Get Email Updates

Get Text Alerts

Sign up for recreational and commercial text alerts

New Approach to Setting Recreational Accountability Measures for the Mid-Atlantic

Benefits fishermen while protecting vulnerable fish stocks

NOAA Fisheries has approved a change in the approach used to set recreational accountability measures (payback measures when annual catch limits are exceeded) in several Mid-Atlantic recreational fisheries through an omnibus amendment to these fishery management plans. This new approach, which was informed by measures suggested by the Mid-Atlantic Fishery Management Council will avoid a 1 million pound reduction in the recreational black sea bass fishery for 2014.

The new measures maintain strong accountability in the recreational summer flounder, scup, black sea bass, bluefish, and mackerel fisheries, without compromising the health of these important stocks.  This is because managers take into account the status of the stock and biological consequences of catch overages when determining accountability measures for exceeding catch limits. The new accountability measures only require a full payback of overages when the stock is in an unhealthy condition or under a rebuilding plan. Otherwise, managers take the overage into account when setting management measures in future years.

In the case of black sea bass, the stock is believed to be in a healthy condition, so no payback for the recreational fishery overage is necessary in 2014.  However, the council and NOAA Fisheries are discussing further management measure modifications that may be necessary in the future. 

NOAA Fisheries also announced that to avoid disproportional impacts on some state recreational fisheries, there will no longer be in-season recreational closures for the summer flounder, scup, black sea bass, bluefish, or mackerel fisheries. State fisheries vary by season. Delays in the availability of landings data can result in sudden fishery closures late in the fishing season, which impact states with late fall and winter fisheries (e.g., New Jersey, south). 

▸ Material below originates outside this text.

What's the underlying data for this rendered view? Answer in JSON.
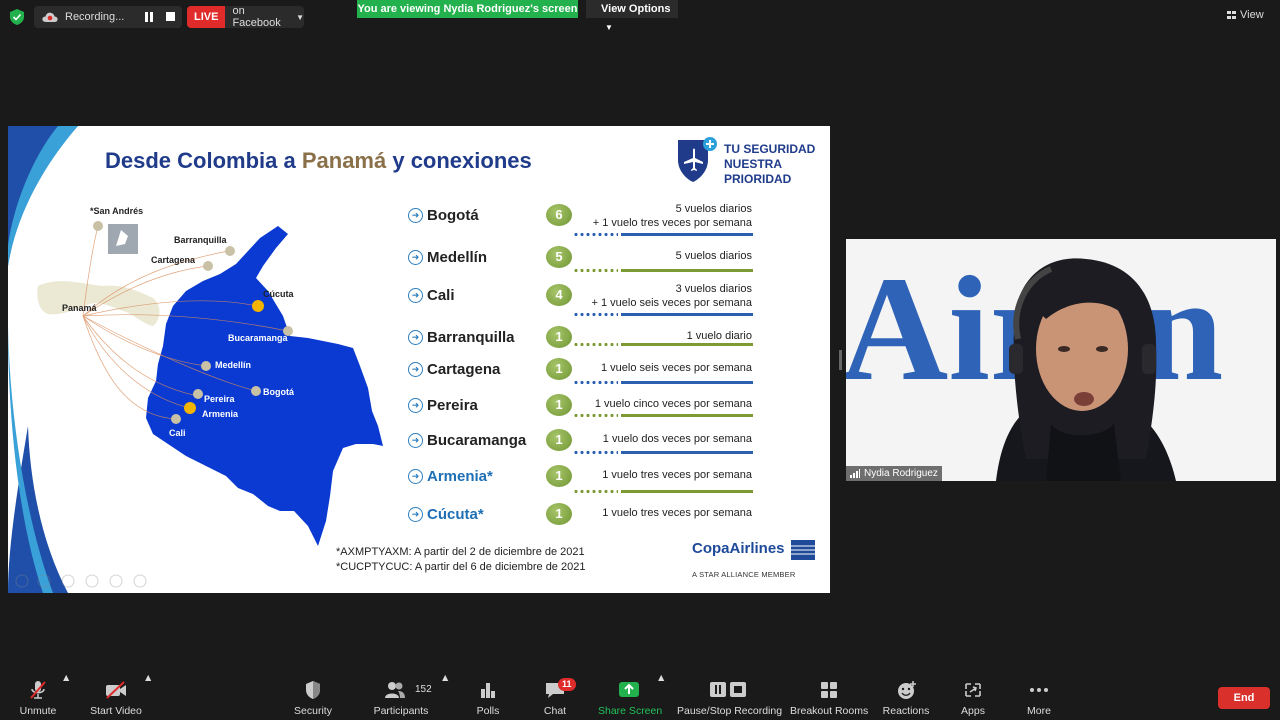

As a reminder, recreational management measures (bag limit, minimum size, and fishing season) for each of these fisheries are set independent of this action.  No recreational management measures currently in effect were modified through this action.  To view the final rule click here.